Future Prospects for Japanese Film Industry: A View from Hollywood
Chisako YOKOYAMA (Principal, International School of Motion Pictures, Los Angeles, U.S.A.)
This article is based on an interview with Ms. Yokoyama in Los Angeles, California, on July 16, 2008.
It has been almost two years since I started this film school in Los Angeles to train students, mostly from Japan, in movie making of the Hollywood style. Although the students have different backgrounds and different levels of preparation, they all seem to enjoy learning how to make movies at this school, because the Hollywood style of filmmaking is new to them and indeed quite interesting by itself.
The Hollywood style means that filmmaking is a kind of "project," where a producer as the project leader manages the entire process of filmmaking, including financial management, according to well-established programs, where even movie scripts should follow certain patterns to ensure the quality of final products. It is the producer who hires not only actors and staff members, but also a director for the movie at hand. This is necessary to make a kind of movies that are marketable and accepted by audiences at large in a highly competitive business environment, where movie theaters are not controlled by producers or studios as in Japan, but are independently managed and able to choose which films to show by their own criteria. To meet their criteria, producers make every effort to produce good movies.
One other point about the Hollywood style is a high degree of division of labor and specialization in filmmaking. For example, there may be a dozen specialists in making the CG part of a Hollywood movie with each specialist in charge of a certain aspect of the CG to be coordinated by a CG coordinator, whereas all of those CG aspects are taken care of by only one or two CG staff members in the case of Japanese filmmaking. Since almost every part of Hollywood-style film making is programmed, according to rules and manuals, various fields of specialization can easily be defined and, as a result, various specialists can effectively be trained and utilized, where they are adequately paid because of their special contributions to the project as well as "union protection" in their specialized field.
In view of these practices in Hollywood, one can easily point out some problems with Japanese-style filmmaking. First of all, the entire process of filmmaking in Japan seems almost opposite to that in Hollywood, as Japanese investors often get together to choose popular actors and singers (to sing the movie's theme song) first in order to ensure a financial success in the market, and then pick a director to make a movie as he likes without any checking or feedback, where a script is somehow written along the way. Therefore, there is no assurance that good movies will be produced, even though enough money can be raised to produce them. This is only made possible in Japan, where the major movie companies have their own theater outlets to show their own movies to attract large audiences. Obviously, this is no way to make good movies by international standards.

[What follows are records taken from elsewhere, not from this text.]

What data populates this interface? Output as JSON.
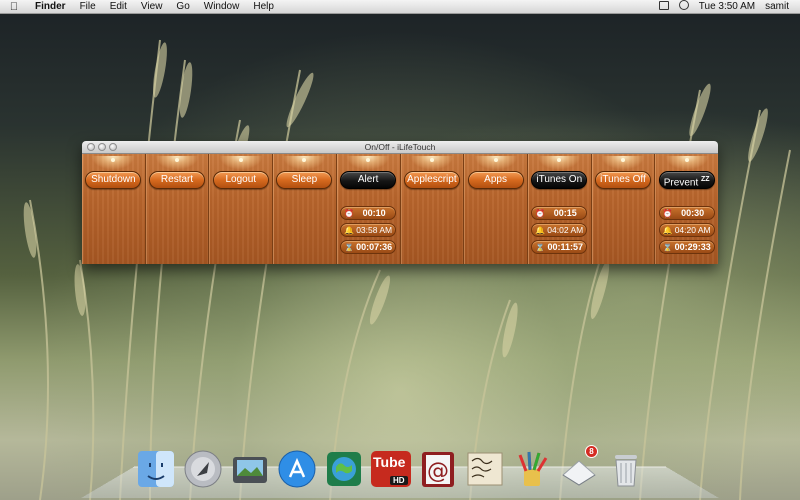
{
  "menubar": {
    "apple": "",
    "app_name": "Finder",
    "menus": [
      "File",
      "Edit",
      "View",
      "Go",
      "Window",
      "Help"
    ],
    "clock": "Tue 3:50 AM",
    "user": "samit"
  },
  "window": {
    "title": "On/Off - iLifeTouch",
    "columns": [
      {
        "label": "Shutdown",
        "style": "orange"
      },
      {
        "label": "Restart",
        "style": "orange"
      },
      {
        "label": "Logout",
        "style": "orange"
      },
      {
        "label": "Sleep",
        "style": "orange"
      },
      {
        "label": "Alert",
        "style": "dark",
        "timer": "00:10",
        "time": "03:58 AM",
        "countdown": "00:07:36"
      },
      {
        "label": "Applescript",
        "style": "orange"
      },
      {
        "label": "Apps",
        "style": "orange"
      },
      {
        "label": "iTunes On",
        "style": "dark",
        "timer": "00:15",
        "time": "04:02 AM",
        "countdown": "00:11:57"
      },
      {
        "label": "iTunes Off",
        "style": "orange"
      },
      {
        "label": "Prevent",
        "style": "dark",
        "sup": "ZZ",
        "timer": "00:30",
        "time": "04:20 AM",
        "countdown": "00:29:33"
      }
    ]
  },
  "dock": {
    "items": [
      {
        "icon": "finder-icon"
      },
      {
        "icon": "launchpad-icon"
      },
      {
        "icon": "image-capture-icon"
      },
      {
        "icon": "app-store-icon"
      },
      {
        "icon": "world-map-icon"
      },
      {
        "icon": "tube-hd-icon",
        "label": "Tube",
        "sublabel": "HD"
      },
      {
        "icon": "mail-at-icon"
      },
      {
        "icon": "signature-document-icon"
      },
      {
        "icon": "paint-brushes-icon"
      },
      {
        "icon": "notes-icon",
        "badge": "8"
      },
      {
        "icon": "trash-icon"
      }
    ]
  },
  "colors": {
    "wood": "#b8652c",
    "button_orange": "#d66a1f",
    "button_dark": "#161616",
    "badge_red": "#d42b22"
  }
}
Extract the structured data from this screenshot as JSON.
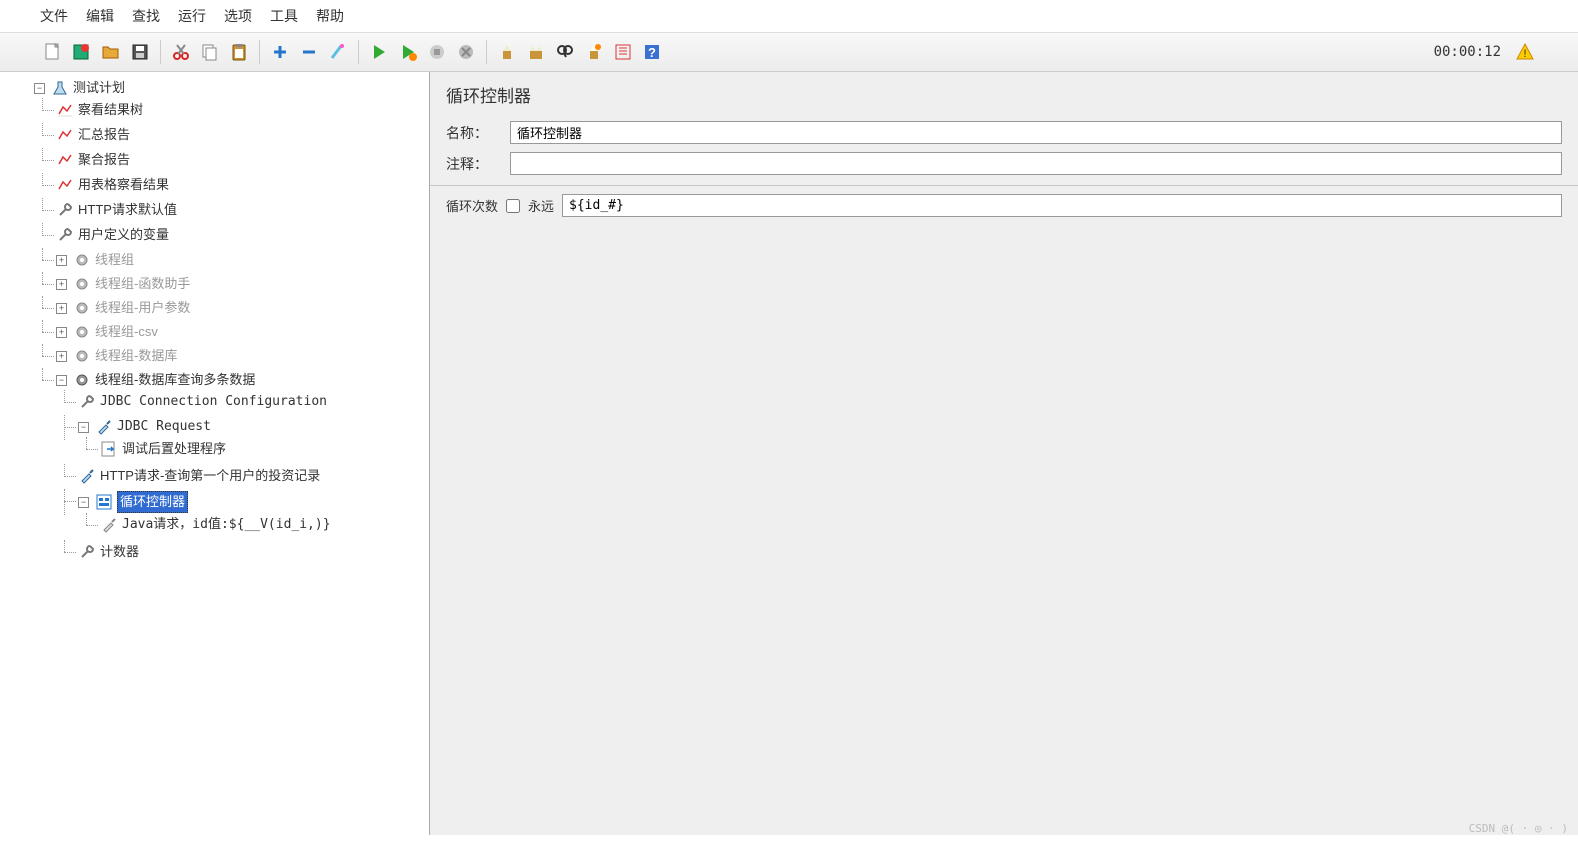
{
  "menu": [
    "文件",
    "编辑",
    "查找",
    "运行",
    "选项",
    "工具",
    "帮助"
  ],
  "timer": "00:00:12",
  "panel": {
    "title": "循环控制器",
    "name_label": "名称：",
    "name_value": "循环控制器",
    "comment_label": "注释：",
    "comment_value": "",
    "loop_label": "循环次数",
    "forever_label": "永远",
    "loop_value": "${id_#}"
  },
  "tree": {
    "root": "测试计划",
    "n1": "察看结果树",
    "n2": "汇总报告",
    "n3": "聚合报告",
    "n4": "用表格察看结果",
    "n5": "HTTP请求默认值",
    "n6": "用户定义的变量",
    "g1": "线程组",
    "g2": "线程组-函数助手",
    "g3": "线程组-用户参数",
    "g4": "线程组-csv",
    "g5": "线程组-数据库",
    "g6": "线程组-数据库查询多条数据",
    "g6a": "JDBC Connection Configuration",
    "g6b": "JDBC Request",
    "g6b1": "调试后置处理程序",
    "g6c": "HTTP请求-查询第一个用户的投资记录",
    "g6d": "循环控制器",
    "g6d1": "Java请求，id值:${__V(id_i,)}",
    "g6e": "计数器"
  },
  "watermark": "CSDN @( · ◎ · )"
}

Another problem with Japan's film industry is its unsatisfactory and often intolerable working conditions in filmmaking. In particular, low wages and long working hours are widespread in the industry, which is dominated by large movie companies, benefiting from their dominant position in the market, while paying minimum amounts of wages to filmmaking staff members in exchange for their job security and stability not as specialists but as company employees. Furthermore, they are not protected by their own unions, because they only belong to their company's union, just as company employees in any other industry in Japan. It is a kind of irony that probably the worst working conditions can be found in "anime" film production, which is regarded as the best kind of Japanese movies from the outside. Clearly, this is no way to attract good people, especially talented young people, to the film industry, which will suffer in the long run.
It seems, however, that many people in Japan's film industry have realized the seriousness of these problems, and have been trying to do something about them, although large organizations and money flow in the industry are hard to change. In this regard, it is encouraging to see the Japanese government taking the initiative in reforming the film industry, for example, by fostering "producers" who can manage filmmaking projects in a more efficient and transparent fashion. Hopefully, some graduates from this film school will be qualified to be such producers in the future.
Another development which is worth noting is filmmaking activities not in Tokyo but in local cities in an attempt to revitalize their regional economies. For example, Kagoshima in the southern Kyushu region is currently trying to establish their own "movie industry," including filmmaking on their own. This is an interesting experiment, as local cities and regions could have a better chance to succeed in filmmaking in their own way than in Tokyo, where the existing movie companies are dominating the industry and the market. Hopefully, their attempt in the Kagoshima region will be successful to provide an alternative model of filmmaking, which might trigger a necessary change in Japan's movie industry as a whole. And again, this film school in Los Angeles will hopefully be able to contribute to such a desirable move in Japan in the near future.
International School of Motion Pictures: http://www.laismp.com/